Most people in the U.S. are bullish on the role AI will play in health care in 2024, especially to lower access barriers to care and to diagnose and detect health conditions. Two new studies point to the consumerization of AI in healthcare, from Medtronic and Deloitte. This post weaves their findings together and suggests some planning points for 2024.
Medtronic collaborated with Morning Consult to poll 2,213 U.S. adults in late September 2023 to gauge peoples’ perspectives on AI and health care.
With such optimism among health consumers comes some reality-checking on the barriers to AI adoption in health care. Four in five people said that AI has the potential to make mistakes. Most people also noted a lack of evidence for AI which could be an obstacle to AI adoption for health care in the U.S.
These concerns may be tempering some patients’ preferences in collaborating with a doctor using AI: only 1 in 3 consumers told Medtronic they would prefer to work with an AI-using physician.
But this should change over time as more patients are exposed to AI-infused care. The most likely clinical areas patients would embrace, according to the Medtronic study, would be physicians using AI to analyze digital images and to detect cancer.
Furthermore, two-thirds of consumers already have a favorable opinion of apps and symptom trackers that are using AI.
The Medtronic study also captured a data point worth further exploring: that 53% of patients reporting excellent health would prefer to work with a doctor using AI, versus only 29% of patients who self-rate their health as “fair.”
There could be several reasons that patients in poorer health could be less keen on clinicians using AI including but not limited to health literacy, technology literacy, and lack of or less trust in new technology,
Health Populi’s Hot Points: Deloitte’s consumer survey covered a lot of ground, from the potential access and affordability impacts of AI on health care to peoples’ level of comfort with various health care tasks that AI can support and inform.
Deloitte’s 2023 Health Care Consumer survey polled 2,014 US adults and found that one-half overall felt that AI had the potential to improve access to care (such as lowering wait times for appointments), and nearly one-half so said AI could improve affordability in the form of lowering individuals’ health care costs.
These hopeful numbers on access and affordability increased among those consumers who have already used generative AI for health.
That was nearly 50% of those surveyed, saying they are already using GenAI.
Among all consumers in the Deloitte research, over half would be comfortable with their health care provider relying on GenAI for:
- Identifying a new treatment for an existing condition being treated
- Reviewing lab tests and digital images and providing interpretations
- Determining optimal prescription drugs for the individual, and
- Triaging the patient based on urgency of need and nature of treatment required.
A key to building trust in any new technology deployed for health care is education and transparency — where Deloitte found the vast majority of consumers (87%) rated the importance of a provider informing their use of GenAI for medical treatment would be extremely or somewhat important.

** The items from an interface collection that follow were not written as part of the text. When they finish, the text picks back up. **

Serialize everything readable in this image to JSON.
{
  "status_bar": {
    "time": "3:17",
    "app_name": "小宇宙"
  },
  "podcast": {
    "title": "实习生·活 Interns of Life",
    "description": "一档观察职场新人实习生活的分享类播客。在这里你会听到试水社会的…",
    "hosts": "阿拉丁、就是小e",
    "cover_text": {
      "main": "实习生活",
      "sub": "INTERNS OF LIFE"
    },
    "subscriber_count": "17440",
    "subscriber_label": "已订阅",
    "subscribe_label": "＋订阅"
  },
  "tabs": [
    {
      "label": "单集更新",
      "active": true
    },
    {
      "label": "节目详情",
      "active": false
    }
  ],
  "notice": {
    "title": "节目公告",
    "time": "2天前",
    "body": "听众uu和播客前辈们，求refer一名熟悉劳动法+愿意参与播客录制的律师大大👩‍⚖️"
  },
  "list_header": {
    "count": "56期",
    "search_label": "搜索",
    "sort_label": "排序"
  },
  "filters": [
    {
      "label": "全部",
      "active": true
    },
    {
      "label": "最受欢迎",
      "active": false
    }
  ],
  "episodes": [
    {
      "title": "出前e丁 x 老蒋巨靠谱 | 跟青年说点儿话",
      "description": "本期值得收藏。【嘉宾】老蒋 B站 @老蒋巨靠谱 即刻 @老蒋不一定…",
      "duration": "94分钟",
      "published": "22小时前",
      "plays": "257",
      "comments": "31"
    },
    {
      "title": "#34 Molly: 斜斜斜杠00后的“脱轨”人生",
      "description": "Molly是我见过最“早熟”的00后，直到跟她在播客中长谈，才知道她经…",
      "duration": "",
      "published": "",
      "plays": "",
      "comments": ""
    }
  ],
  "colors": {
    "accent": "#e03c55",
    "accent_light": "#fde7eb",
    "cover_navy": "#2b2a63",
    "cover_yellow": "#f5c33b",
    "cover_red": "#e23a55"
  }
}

The issue of trust in Americans’ collective view, especially in science-related areas of daily life, will be important to track and bolster.
In research published in August 2023, the Pew Research Center observed, in their words, “growing public concern about the role of artificial intelligence in daily life.”
The bar chart from the Pew study found various levels of concern with AI depending on the area for which it would be deployed. The simplest function seen as “helping more than it would hurt” was found for people seeking products and services they are interested in online. Here 49% of consumers told the folks at Pew that this function would help more than hurt, which was the metric the Pew survey used to gauge peoples’ AI sentiments.
The most “hurt-ful” area in AI impact was seen as people keeping their personal information private.
The most “help-ful” area for AI impact was found for companies making safe cars and trucks, and for doctors providing quality care to patients.
At this very early stage of AI adoption in health care, it appears that Americans tend to be techno-optimistic. It will behoove all stakeholders who interact with consumers for their and their families’ health and health care to be informative, engaged, transparent, and design-ful for privacy and equity over the coming months and early years in our journey with AI baked into health.